Existing oil fired boilers and associated oil storage tanks were removed and replaced with a prefabricated containerised biomass wood pellet boiler to act as the new primary boiler.  A higher efficiency LPG fired boiler was also installed to act as a backup in case any downtime occurred for the biomass boiler.  The biomass heating system was designed with a targeted building carbon emission reduction of approximately 90% relative to the baseline.  It operates on a ESCO model basis with the ESCO company operating and maintaining the system and selling heat to the school authority.  This installation qualifies for SEAI’s Support Scheme for Renewable Heat (SSRH) tariff, which provides tariff support based on useable heat output from the biomass unit. 

Biomass cabin


"The day I knew the project was definitely a success was the winter's day I heard one boy going up the corridor complaining to his friend that "the school is wild warm now". The school is delighted with the Pathfinder, this winter we had a comfortable school with zone control, reduced draughts on windy days from the new external doors and the icing on the cake is our new façade due to the new external insulation. Our school now looks like a new school and the community is delighted. The Pathfinder Project is almost effortless for schools as all the work is managed by the Department of Education, SEAI and their partner organisations We are delighted to have been given the opportunity and look forward to the energy savings as we move to biomass heating.”
Frances Boner, School Principal

Baseline data was taken from 2019 as a comparison case, thus avoiding potential data anomalies associated with Covid lockdowns in 2020 and 2021.  Comparing 2022 performance with baseline oil consumption, there was a thermal energy saving of 130,800 kWh, a 39% reduction compared to the baseline.  The majority of these savings can be attributed to the effects of the fabric upgrade, with lower heat losses resulting in a reduced heating requirement. 

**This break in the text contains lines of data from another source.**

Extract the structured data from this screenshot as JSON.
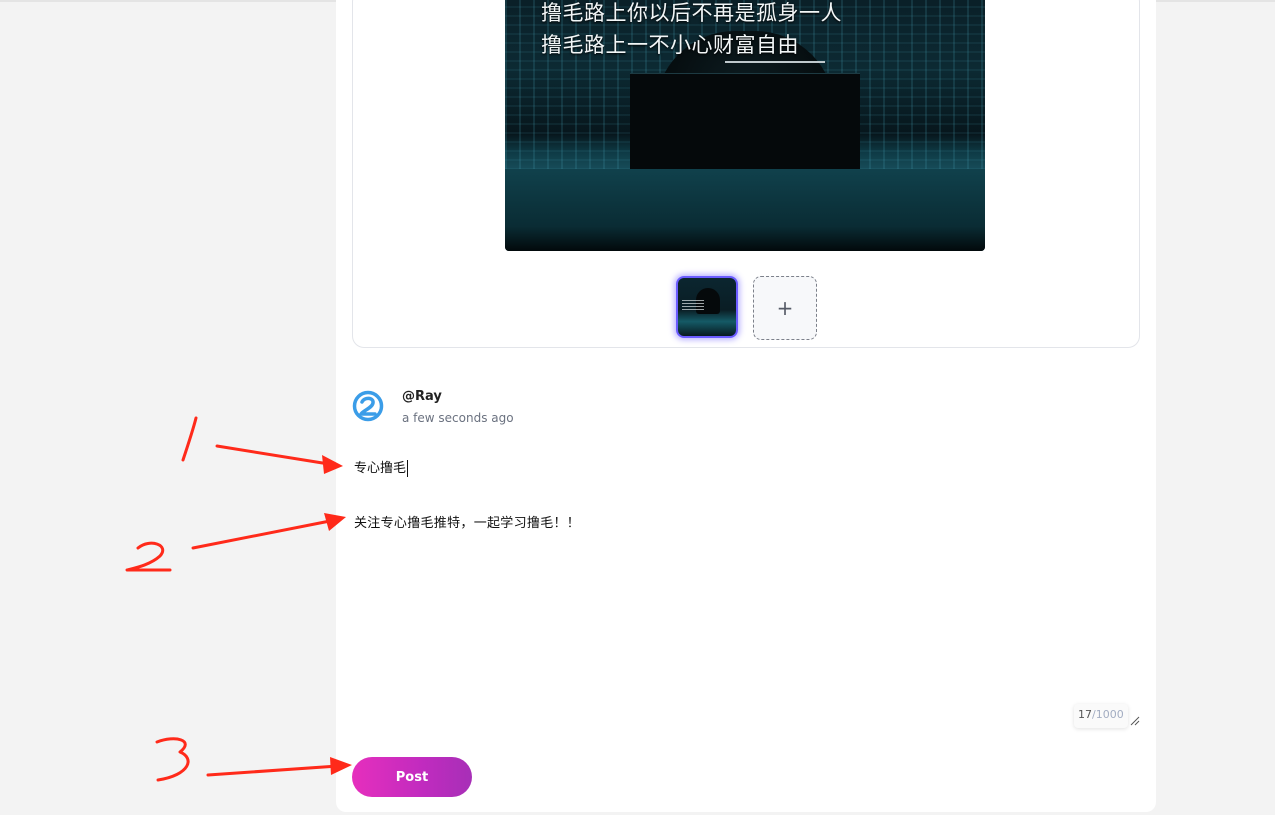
{
  "image": {
    "caption_line1": "撸毛路上你以后不再是孤身一人",
    "caption_line2": "撸毛路上一不小心财富自由"
  },
  "upload": {
    "add_label": "+"
  },
  "post": {
    "username": "@Ray",
    "timestamp": "a few seconds ago",
    "title": "专心撸毛",
    "body": "关注专心撸毛推特，一起学习撸毛！！",
    "char_count": "17",
    "char_max": "/1000",
    "button_label": "Post"
  },
  "annotations": {
    "color": "#ff2a1a",
    "labels": [
      "1",
      "2",
      "3"
    ]
  }
}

The biomass boiler was installed during the summer of 2022.  While biomass supplied only 7% of total thermal demand in 2022 as commissioning of the system was ongoing, the design intent is for the biomass system to meet at least 90% of thermal demand when fully operational.  This switch in fuel will result in very significant carbon savings, since the wood pellets are carbon neutral (carbon emission factor of zero) compared to a factor of 264 gCO2/kWh for heating oil, which fuelled the old boilers. 


Transition to a biomass boiler has the capacity to deliver very significant carbon savings, even in the absence of other upgrade works to reduce heat demand. The St. Columba’s Comprehensive School wood pellet installation also qualifies for SEAI’s Support Scheme for Renewable Heat (SSRH) tariff, which provides tariff support based on useable heat output from the biomass unit. This support will lead to significant savings on operating costs for the school.   Reuse of quality windows delivered significant cost and embodied energy savings. External façade upgrade delivered significant thermal energy savings, in addition to visual improvements. Pre and post works air permeability tests confirming an improvement in building air tightness, resulting in further savings.

Learn more about the Pathfinder Programme